→ Problem details
Below are some records; state how many of their lines contain the word "Extra", and add nothing.

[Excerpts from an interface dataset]

----

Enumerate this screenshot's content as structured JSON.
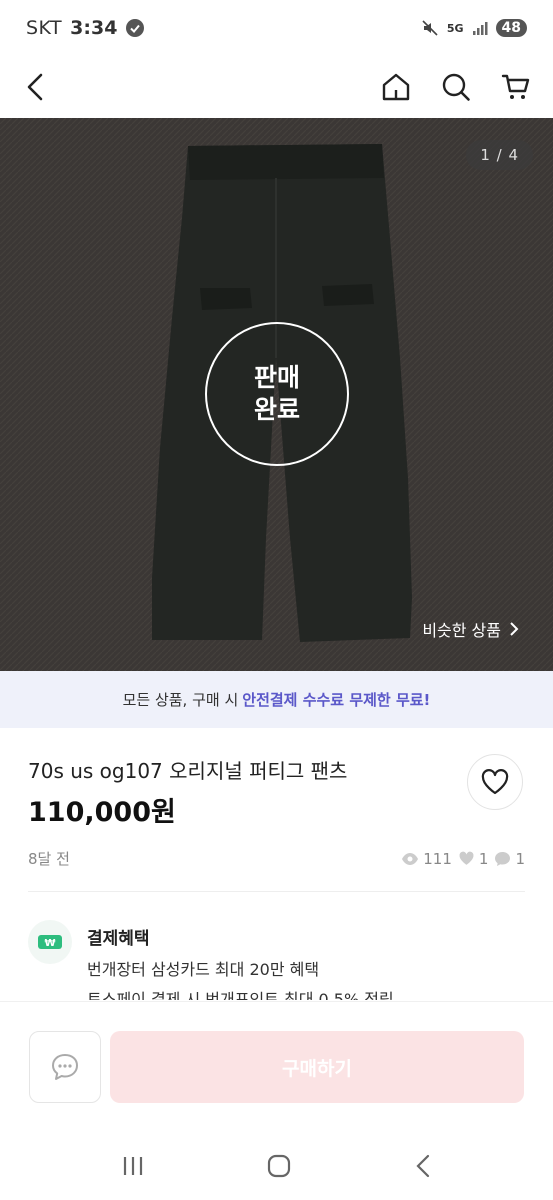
{
  "status_bar": {
    "carrier": "SKT",
    "time": "3:34",
    "network": "5G",
    "battery": "48"
  },
  "header": {
    "back_icon": "back-arrow-icon",
    "home_icon": "home-icon",
    "search_icon": "search-icon",
    "cart_icon": "cart-icon"
  },
  "product_image": {
    "page_indicator": "1 / 4",
    "sold_line1": "판매",
    "sold_line2": "완료",
    "similar_link": "비슷한 상품"
  },
  "promo": {
    "prefix": "모든 상품, 구매 시",
    "highlight": "안전결제 수수료 무제한 무료!",
    "highlight_color": "#5b58c9"
  },
  "product": {
    "title": "70s us og107 오리지널 퍼티그 팬츠",
    "price": "110,000원",
    "time_ago": "8달 전",
    "views": "111",
    "likes": "1",
    "chats": "1"
  },
  "benefits": {
    "title": "결제혜택",
    "line1": "번개장터 삼성카드 최대 20만 혜택",
    "line2": "토스페이 결제 시 번개포인트 최대 0.5% 적립"
  },
  "bottom_bar": {
    "buy_label": "구매하기",
    "buy_bg_color": "#fbe3e4"
  }
}
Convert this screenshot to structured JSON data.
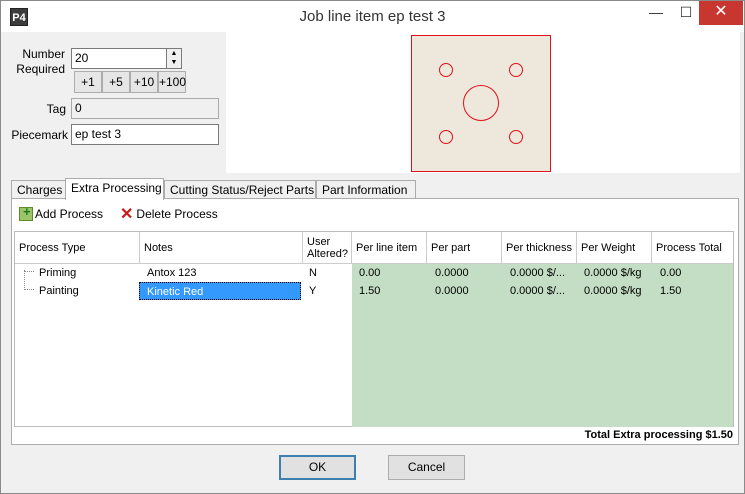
{
  "window": {
    "title": "Job line item ep test 3",
    "app_icon": "P4"
  },
  "titlebar": {
    "min": "—",
    "max": "☐",
    "close": "✕"
  },
  "form": {
    "number_label_1": "Number",
    "number_label_2": "Required",
    "number_value": "20",
    "increments": [
      "+1",
      "+5",
      "+10",
      "+100"
    ],
    "tag_label": "Tag",
    "tag_value": "0",
    "piecemark_label": "Piecemark",
    "piecemark_value": "ep test 3"
  },
  "tabs": [
    "Charges",
    "Extra Processing",
    "Cutting Status/Reject Parts",
    "Part Information"
  ],
  "active_tab": "Extra Processing",
  "toolbar": {
    "add_label": "Add Process",
    "delete_label": "Delete Process"
  },
  "grid": {
    "columns": [
      "Process Type",
      "Notes",
      "User Altered?",
      "Per line item",
      "Per part",
      "Per thickness",
      "Per Weight",
      "Process Total"
    ],
    "rows": [
      {
        "type": "Priming",
        "notes": "Antox 123",
        "altered": "N",
        "per_line": "0.00",
        "per_part": "0.0000",
        "per_thickness": "0.0000 $/...",
        "per_weight": "0.0000 $/kg",
        "total": "0.00"
      },
      {
        "type": "Painting",
        "notes": "Kinetic Red",
        "altered": "Y",
        "per_line": "1.50",
        "per_part": "0.0000",
        "per_thickness": "0.0000 $/...",
        "per_weight": "0.0000 $/kg",
        "total": "1.50"
      }
    ],
    "footer_total": "Total Extra processing $1.50"
  },
  "buttons": {
    "ok": "OK",
    "cancel": "Cancel"
  },
  "colors": {
    "close": "#c7372f",
    "grid_green": "#c3dec4",
    "selection": "#3399ff",
    "plate_fill": "#ede8db",
    "plate_stroke": "#e0101a"
  }
}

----

→ Solution to the problem
3